Credit unions can reduce their risk by ensuring they have practices and policies in place to effectively handle any adverse action toward an employee, said Kimberly Jones, a human resources consultant with Credit Union Resources, which is a subsidiary of the league (Leaguer Aug. 8)
"Workplace retaliation claims are becoming increasingly more common and more expensive for employers," said Jones. "In order to protect your organization against retaliation lawsuits, it is imperative that you be proactive and not reactive."
A human resources (HR) audit is one proactive measure credit unions can take to minimize exposure to discrimination and retaliation charges, Jones said. An HR audit sets the stage in determining if the HR functions within the credit union are compliant, fair, adequate, and effective. The results of an audit can provide credit unions with the information necessary to decide what areas need improvement.
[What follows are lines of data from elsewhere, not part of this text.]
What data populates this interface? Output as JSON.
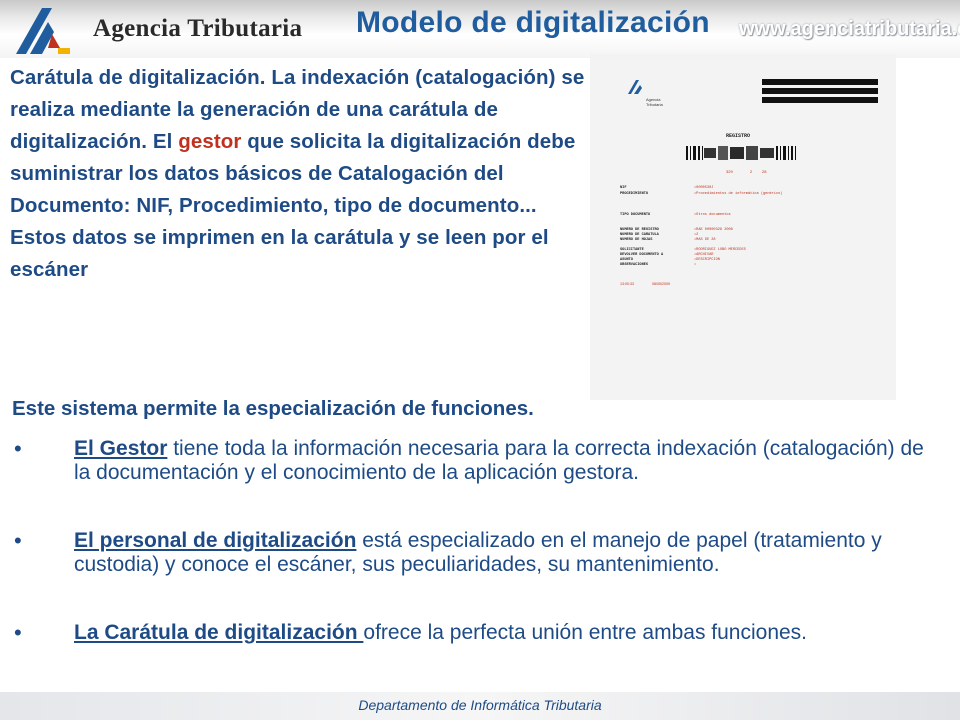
{
  "header": {
    "agency_name": "Agencia Tributaria",
    "title": "Modelo de digitalización",
    "url": "www.agenciatributaria.es"
  },
  "intro": {
    "part1_bold": "Carátula de digitalización.",
    "part2": " La indexación (catalogación) se realiza mediante la generación de una carátula de digitalización. El ",
    "accent": "gestor",
    "part3": " que solicita la digitalización debe suministrar los datos básicos de Catalogación del Documento: NIF, Procedimiento, tipo de documento... Estos datos se imprimen en la carátula y se leen por el escáner"
  },
  "document": {
    "logo_text_1": "Agencia",
    "logo_text_2": "Tributaria",
    "heading": "REGISTRO",
    "num_line": [
      "329",
      "2",
      "28"
    ],
    "fields": [
      {
        "label": "NIF",
        "value": "•0000530J"
      },
      {
        "label": "PROCEDIMIENTO",
        "value": "•Procedimientos de informática (genérico)"
      },
      {
        "label": "TIPO DOCUMENTO",
        "value": "•Otros documentos"
      },
      {
        "label": "NUMERO DE REGISTRO",
        "value": "•RAE 00000329 2008"
      },
      {
        "label": "NUMERO DE CARATULA",
        "value": "•2"
      },
      {
        "label": "NUMERO DE HOJAS",
        "value": "•MAS DE 28"
      },
      {
        "label": "SOLICITANTE",
        "value": "•RODRIGUEZ LOBO MERCEDES"
      },
      {
        "label": "DEVOLVER DOCUMENTO A",
        "value": "•ARCHIVAR"
      },
      {
        "label": "ASUNTO",
        "value": "•DESCRIPCION"
      },
      {
        "label": "OBSERVACIONES",
        "value": "•"
      }
    ],
    "time": "13:00:33",
    "date": "08/05/2009"
  },
  "subhead": "Este sistema permite la especialización de funciones.",
  "bullets": [
    {
      "marker": "•",
      "highlight": "El Gestor",
      "rest": " tiene toda la información necesaria para la correcta indexación (catalogación) de la documentación y el conocimiento de la aplicación gestora."
    },
    {
      "marker": "•",
      "highlight": "El personal de digitalización",
      "rest": " está especializado en el manejo de papel (tratamiento y custodia) y conoce el escáner, sus peculiaridades, su mantenimiento."
    },
    {
      "marker": "•",
      "highlight": "La Carátula de digitalización ",
      "rest": "ofrece la perfecta unión entre ambas funciones."
    }
  ],
  "footer": "Departamento de Informática Tributaria",
  "colors": {
    "title": "#1f5d9e",
    "body": "#1e4b85",
    "accent": "#c0311f"
  }
}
An HR audit should include a review of policies and procedures, employee files, forms, salary programs and other human resources areas. Credit Union Resources also provides credit unions with a written summary of the assessment and recommendations on those areas that may need to be changed or improved.
"Retaliation claims are easier to prove than other discrimination charges, and successful retaliation claims can be very expensive for an organization," Jones said. "An HR audit is customized to meet your specific needs, and can be a powerful tool in assessing regulatory and policy compliance in your organization."